• Task statement: Please return every line of the records that contains the word "Arithmetic".

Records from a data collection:
++++++++

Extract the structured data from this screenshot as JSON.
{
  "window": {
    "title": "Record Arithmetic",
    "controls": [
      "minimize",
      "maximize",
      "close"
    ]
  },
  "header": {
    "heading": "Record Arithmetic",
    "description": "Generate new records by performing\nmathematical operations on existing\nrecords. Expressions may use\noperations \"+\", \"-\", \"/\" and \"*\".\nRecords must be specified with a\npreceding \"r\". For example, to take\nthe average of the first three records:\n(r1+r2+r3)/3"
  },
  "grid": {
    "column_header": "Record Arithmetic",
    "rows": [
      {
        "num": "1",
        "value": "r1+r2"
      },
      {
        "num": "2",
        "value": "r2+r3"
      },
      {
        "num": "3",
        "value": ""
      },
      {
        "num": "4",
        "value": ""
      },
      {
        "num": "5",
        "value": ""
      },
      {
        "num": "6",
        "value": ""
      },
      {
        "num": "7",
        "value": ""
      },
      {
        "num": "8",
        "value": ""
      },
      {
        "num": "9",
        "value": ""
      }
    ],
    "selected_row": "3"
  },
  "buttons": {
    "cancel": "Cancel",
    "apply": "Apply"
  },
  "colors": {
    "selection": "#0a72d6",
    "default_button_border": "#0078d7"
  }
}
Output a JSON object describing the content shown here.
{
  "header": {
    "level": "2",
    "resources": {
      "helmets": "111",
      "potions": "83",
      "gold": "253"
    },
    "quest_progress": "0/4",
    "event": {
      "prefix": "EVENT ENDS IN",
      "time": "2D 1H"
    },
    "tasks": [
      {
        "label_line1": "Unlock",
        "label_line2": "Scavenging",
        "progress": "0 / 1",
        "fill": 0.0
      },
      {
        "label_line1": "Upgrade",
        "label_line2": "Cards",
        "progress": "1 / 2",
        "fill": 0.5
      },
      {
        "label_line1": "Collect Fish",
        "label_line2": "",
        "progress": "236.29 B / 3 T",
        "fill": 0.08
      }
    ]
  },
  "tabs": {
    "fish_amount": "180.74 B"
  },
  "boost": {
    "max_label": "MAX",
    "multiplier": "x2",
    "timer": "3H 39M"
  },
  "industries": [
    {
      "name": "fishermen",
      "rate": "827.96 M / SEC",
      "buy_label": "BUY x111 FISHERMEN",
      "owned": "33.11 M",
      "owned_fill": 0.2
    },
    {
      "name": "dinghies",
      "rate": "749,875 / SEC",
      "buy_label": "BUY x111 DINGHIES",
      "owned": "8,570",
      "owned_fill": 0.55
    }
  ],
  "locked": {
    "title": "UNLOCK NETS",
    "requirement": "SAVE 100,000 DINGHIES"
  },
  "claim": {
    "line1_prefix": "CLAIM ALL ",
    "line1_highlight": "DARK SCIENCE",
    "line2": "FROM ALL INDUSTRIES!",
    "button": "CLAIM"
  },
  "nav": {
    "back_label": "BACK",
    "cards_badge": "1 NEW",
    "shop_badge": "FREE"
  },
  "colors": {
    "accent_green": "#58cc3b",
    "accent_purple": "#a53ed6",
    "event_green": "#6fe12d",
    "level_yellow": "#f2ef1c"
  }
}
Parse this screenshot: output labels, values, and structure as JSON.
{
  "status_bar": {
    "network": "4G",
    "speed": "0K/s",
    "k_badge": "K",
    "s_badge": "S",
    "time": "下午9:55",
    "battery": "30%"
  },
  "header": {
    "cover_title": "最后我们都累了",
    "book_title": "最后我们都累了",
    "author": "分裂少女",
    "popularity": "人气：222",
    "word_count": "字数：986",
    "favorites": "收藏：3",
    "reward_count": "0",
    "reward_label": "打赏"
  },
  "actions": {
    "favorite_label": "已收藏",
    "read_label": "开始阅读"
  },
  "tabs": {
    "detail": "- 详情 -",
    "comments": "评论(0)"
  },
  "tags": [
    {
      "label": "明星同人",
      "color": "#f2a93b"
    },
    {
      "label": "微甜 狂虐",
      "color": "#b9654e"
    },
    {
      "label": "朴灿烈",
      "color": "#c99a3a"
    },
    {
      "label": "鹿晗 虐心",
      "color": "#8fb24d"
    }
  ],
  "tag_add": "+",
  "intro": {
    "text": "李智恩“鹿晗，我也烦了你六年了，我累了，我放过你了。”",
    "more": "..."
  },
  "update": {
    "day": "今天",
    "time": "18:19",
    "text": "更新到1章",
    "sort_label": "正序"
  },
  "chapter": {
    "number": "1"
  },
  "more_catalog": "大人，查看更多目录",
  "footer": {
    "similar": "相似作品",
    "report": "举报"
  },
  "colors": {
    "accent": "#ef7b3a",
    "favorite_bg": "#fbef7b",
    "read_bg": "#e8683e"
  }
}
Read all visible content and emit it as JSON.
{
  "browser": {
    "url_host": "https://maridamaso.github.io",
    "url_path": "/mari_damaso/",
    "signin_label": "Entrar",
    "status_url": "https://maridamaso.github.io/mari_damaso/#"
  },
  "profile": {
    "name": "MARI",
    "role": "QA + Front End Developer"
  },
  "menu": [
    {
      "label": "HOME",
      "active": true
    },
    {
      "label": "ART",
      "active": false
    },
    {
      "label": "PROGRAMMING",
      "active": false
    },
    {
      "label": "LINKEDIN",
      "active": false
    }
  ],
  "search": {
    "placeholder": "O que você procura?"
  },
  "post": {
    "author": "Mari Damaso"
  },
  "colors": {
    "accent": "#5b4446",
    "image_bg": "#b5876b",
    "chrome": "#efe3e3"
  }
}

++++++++

• Output of the task:
    "title": "Record Arithmetic",
    "heading": "Record Arithmetic",
    "column_header": "Record Arithmetic",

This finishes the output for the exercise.